Astronomy is the field where science has perfected its predictive powers beyond anything else. Knowing the full moons for the next centuries is not hocus pocus. It's not like trying to predict on June 1, 2010, what the weather will be like in New York on February 2, 2056. So lets assume that astronomers discover a massive celestial body tumbling towards our solar system. After some fancy Einsteinian calculations they determine that the thing is headed straight for Earth. They predict that there is a 99% likelihood that it will directly impact with our planet on February 2, 2506. They firmly believe that it will be a straight hit. And it's a massive stellar object. If we don't manage to somehow divert it, our species is almost certainly headed for complete extinction. So the question is, do we have any moral obligation to invest efforts in diverting it?



Anyone alive today has only a negligible chance akin to a miracle of being alive by the time of the impact. Anyone living now will with almost similar certainty never even know anyone who will ever meet anyone who will be alive by then. Does that reduce our responsibility to take even the slightest action to zero? Should this piece of writing has survived the test of time and you happen to be reading this after 2506, then you can obviously just move up the date. Anyone reading this can also change the probability of impact in order to experiment with what moral obligations we have to our distant descendants. If you think we have no responsibility, then who born what year would?

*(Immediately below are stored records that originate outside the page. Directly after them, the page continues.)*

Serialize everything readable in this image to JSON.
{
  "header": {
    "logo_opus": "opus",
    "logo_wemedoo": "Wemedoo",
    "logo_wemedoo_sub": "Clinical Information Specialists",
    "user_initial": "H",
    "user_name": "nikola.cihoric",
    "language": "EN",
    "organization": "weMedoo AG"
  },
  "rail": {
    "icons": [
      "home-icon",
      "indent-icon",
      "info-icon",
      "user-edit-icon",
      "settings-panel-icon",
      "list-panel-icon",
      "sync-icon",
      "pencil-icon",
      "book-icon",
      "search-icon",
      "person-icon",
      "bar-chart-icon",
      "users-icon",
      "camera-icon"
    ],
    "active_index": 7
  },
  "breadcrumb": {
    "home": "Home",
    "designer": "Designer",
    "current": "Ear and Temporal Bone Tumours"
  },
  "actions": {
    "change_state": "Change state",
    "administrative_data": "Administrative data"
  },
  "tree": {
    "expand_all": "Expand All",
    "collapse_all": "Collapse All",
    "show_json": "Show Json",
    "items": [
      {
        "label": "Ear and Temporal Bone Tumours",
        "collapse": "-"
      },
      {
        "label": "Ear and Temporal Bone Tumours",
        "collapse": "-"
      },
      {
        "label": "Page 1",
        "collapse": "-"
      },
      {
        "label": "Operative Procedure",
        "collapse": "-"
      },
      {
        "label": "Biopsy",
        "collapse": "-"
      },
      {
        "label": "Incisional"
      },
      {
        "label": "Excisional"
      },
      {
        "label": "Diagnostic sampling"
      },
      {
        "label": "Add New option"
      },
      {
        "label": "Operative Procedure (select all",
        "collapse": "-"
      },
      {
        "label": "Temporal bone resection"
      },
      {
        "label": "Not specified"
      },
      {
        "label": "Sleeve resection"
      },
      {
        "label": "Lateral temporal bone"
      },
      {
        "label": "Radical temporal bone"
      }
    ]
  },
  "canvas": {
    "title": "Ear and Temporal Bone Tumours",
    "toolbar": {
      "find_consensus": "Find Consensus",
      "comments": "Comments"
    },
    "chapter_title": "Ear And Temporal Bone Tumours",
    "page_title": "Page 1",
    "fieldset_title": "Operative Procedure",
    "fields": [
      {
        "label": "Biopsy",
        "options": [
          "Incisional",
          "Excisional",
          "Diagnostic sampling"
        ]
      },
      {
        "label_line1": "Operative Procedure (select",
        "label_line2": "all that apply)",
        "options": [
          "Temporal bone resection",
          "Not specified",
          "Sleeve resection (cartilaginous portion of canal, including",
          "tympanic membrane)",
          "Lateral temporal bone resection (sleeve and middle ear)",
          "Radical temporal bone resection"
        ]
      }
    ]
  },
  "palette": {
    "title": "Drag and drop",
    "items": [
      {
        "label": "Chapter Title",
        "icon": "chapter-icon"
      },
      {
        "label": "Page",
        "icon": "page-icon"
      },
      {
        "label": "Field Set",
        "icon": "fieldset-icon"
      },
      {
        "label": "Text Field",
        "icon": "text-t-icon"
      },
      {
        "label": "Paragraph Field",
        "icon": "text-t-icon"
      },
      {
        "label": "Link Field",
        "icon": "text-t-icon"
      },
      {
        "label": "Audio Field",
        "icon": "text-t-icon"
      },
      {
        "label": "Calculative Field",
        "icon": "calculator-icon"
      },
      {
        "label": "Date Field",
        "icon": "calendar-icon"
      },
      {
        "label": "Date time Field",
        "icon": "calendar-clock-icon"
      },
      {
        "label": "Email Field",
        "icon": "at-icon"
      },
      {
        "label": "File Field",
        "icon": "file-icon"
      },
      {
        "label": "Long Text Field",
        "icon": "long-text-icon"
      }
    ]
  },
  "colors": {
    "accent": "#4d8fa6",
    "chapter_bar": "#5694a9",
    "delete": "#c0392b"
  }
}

Assuming an increase of longevity due to the amazing field of medicine, let's guesstimate a life span of 120 and a maximal age of 150 by the 26'th century. Then, according to Benjamin's formula, the magic start date is roughly 2236. Until then we can kick back and pretend it doesn't matter. Because, really, to us it doesn't. We won't be around. And neither will our kids or our grandkids. And it's even extremely unlikely that anyone born today will have great grand children who will be alive. I can certainly imagine that getting closer to February 2, 2506, there will be a lot of cursing at those damned ancestors who knew it was coming put didn't lift a finger. But, again, who cares right? Because they can curse all they want. Whatever is left of us is quite evenly distributed across Earth and no longer constitutes anything than can remotely be considered a curseable whole. Curse all you want, suckers!

For the specifics of the above thought experiment, I myself would feel an obligation to encourage us to immediately start considering in earnest what can be done to save our distant descendants. But to what extreme can the parameters be driven? It's quite certain that our Sun will go red on us and eventually engulf Earth in a plasmic inferno. Does that mean we have an obligation to seek out new habitable planets for when that day comes, possibly even in other solar systems? I think so. The issue is obviously not as pressing as if we knew our planet was on course for a doomsday rendezvous by February 2, 2506. Still, it would seem that we have obligations beyond merely to those alive during our lifetime. It's very different from the moon, which I couldn't care less about. Except, the tides around Mont Saint-Michel are really, really awesome.

P.S. If you're reading this and Earth is soon to be hit by a massive object, and your ancestors knew but did nothing, I apologize profusely for all of us. Not that it's really of any help to you. But perhaps its at least encouraging for your spirits and efforts to know that there were those of us who cared. Too bad we didn't prevail. Good luck, suckers!